Law Banning Sales of Violent Video Games to Minors Should Stick, Argues Prof. Jeff McCall '76
November 22, 2010
November 22, 2010, Greencastle, Ind. — "The Supreme Court can and should allow California and other states to restrict sales of adult video games to kids," argues Jeffrey M. McCall, professor of communication at DePauw University. In an Indianapolis Star op-ed, Dr. McCall examines a case before the U.S. Supreme Court in which the entertainment industry is challenging California's five year old law which penalizes merchants who sell violent video games to minors.
"Common sense tells us that when children play video games in which the main theme is gross violence their worldview is altered," writes McCall. "To suggest otherwise would be to assert that mediated messages have no meaning."
He adds, "The games in question feature graphic portrayals of violence, carried out by the video game players.
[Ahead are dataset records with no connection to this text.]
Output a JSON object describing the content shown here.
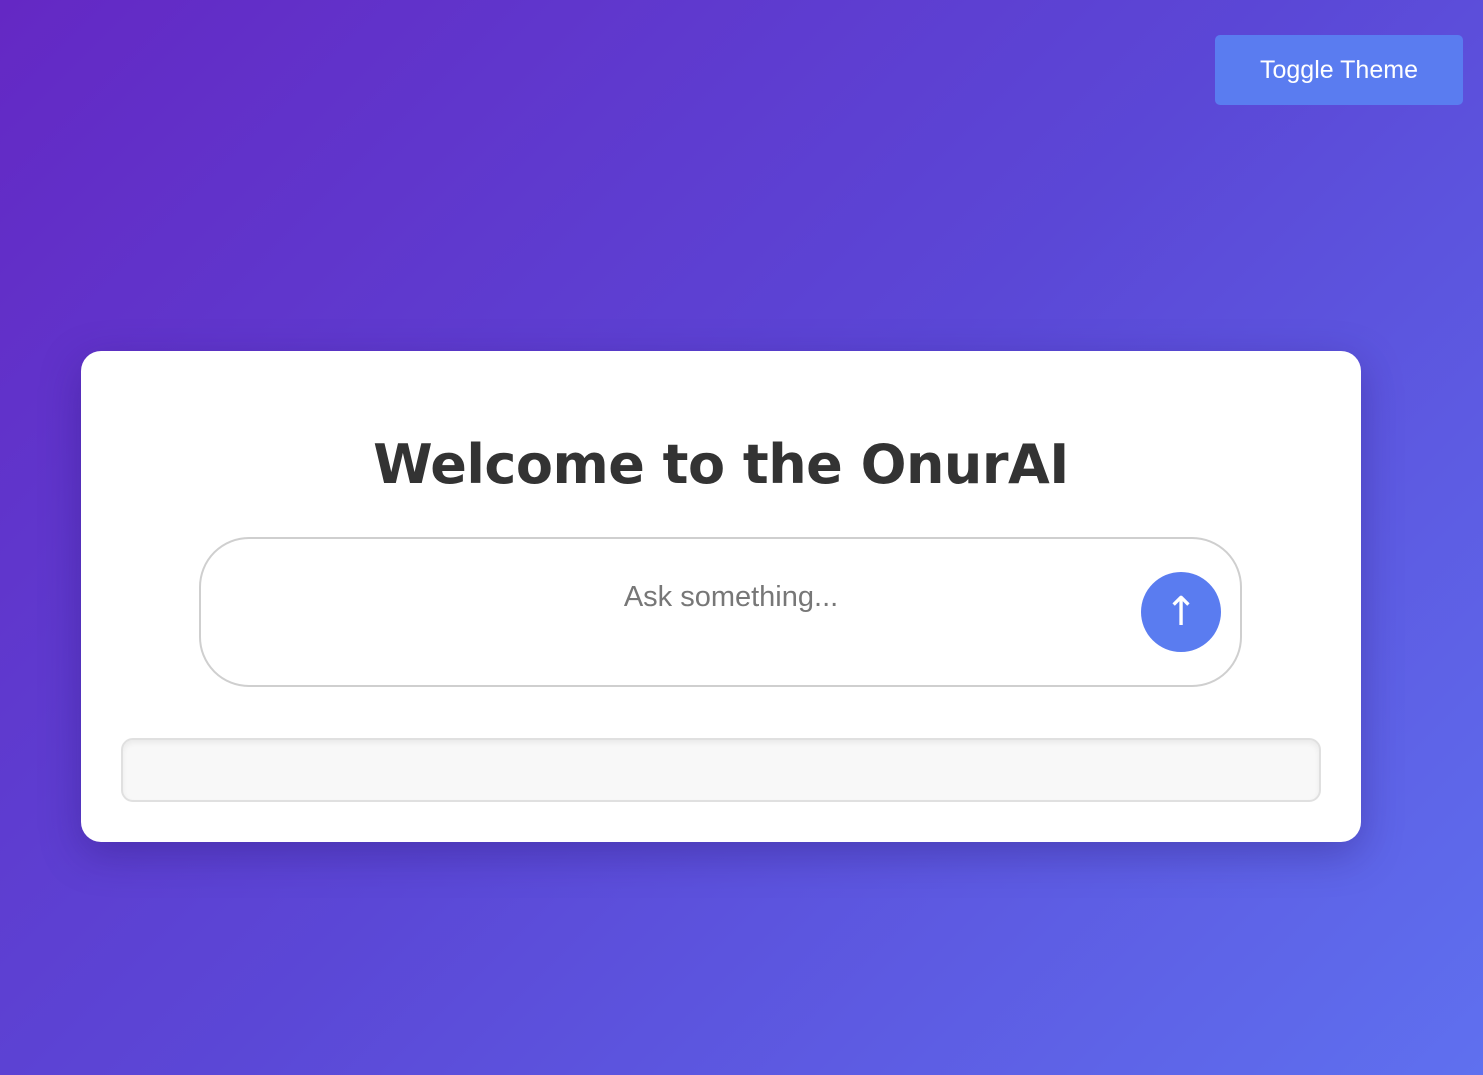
{
  "header": {
    "toggle_theme_label": "Toggle Theme"
  },
  "main": {
    "title": "Welcome to the OnurAI",
    "ask": {
      "placeholder": "Ask something...",
      "value": ""
    },
    "send_button": {
      "icon": "arrow-up-icon",
      "glyph": "↑"
    },
    "response": {
      "text": ""
    }
  },
  "colors": {
    "accent": "#5a7cf0",
    "title_text": "#333333",
    "background_start": "#6428c4",
    "background_end": "#5f70ef"
  }
}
Police officers are shot. Women are decapitated. Shooting victims have gasoline poured on them and are set ablaze. The shooters urinate on their victims. The content is considered mature, even by the producers and distributors. That's why the industry itself has instituted a label warning system and has voluntary restrictions against sales to children. Those restrictions don't work, however, because merchants sell this stuff to kids anyway. 'Secret shopper' research by the Parents Television Council finds that retailers sell these games to kids more than a third of the time."
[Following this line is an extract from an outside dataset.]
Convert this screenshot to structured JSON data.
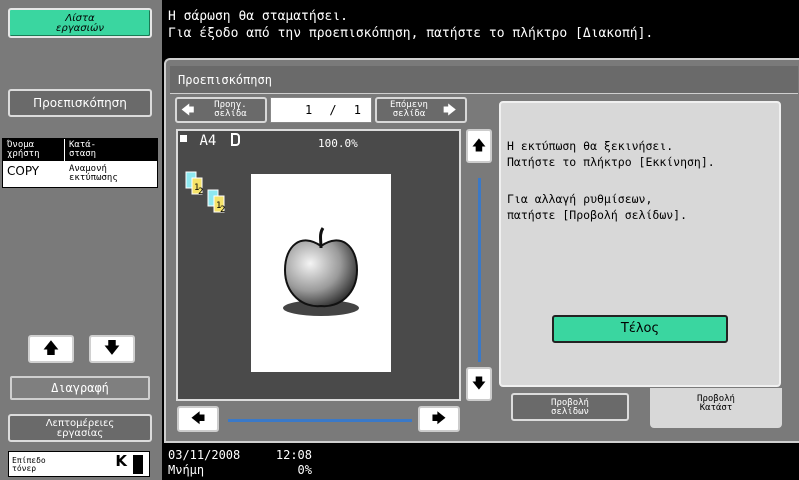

Video game makers argue that the California law violates their First Amendment right to free speech. "Don't be fooled, however; these media producers have no real interest in First Amendment philosophy," counters the professor. "They only want to make as much money as possible, even at the expense of our kids' emotional development."
According to McCall, "The First Amendment suffers no harm because the material in question can still be created and distributed. Adults maintain full access. Children can even have access to such games if their parents choose to mess up the kids in that manner. The robust policy debates on which democracy depends are not hindered by California limiting some kids from violent video games. The only sacrifice for the entertainment industry is a slight financial cost, not a sacrifice in expression. The industry does not deserve a 'right' to benefit financially from marketing morally vacuous and violent garbage to kids."
You'll find the complete column at College News.org.
A 1976 graduate of DePauw, Jeff McCall is the author of Viewer Discretion Advised: Taking Control of Mass Media Influences and has been cited in articles published by more than 100 newspapers. Earlier this month, he was quoted in a Congressional Quarterly article on the effectiveness of the presidential weekly address.
Source: Indianapolis StarBack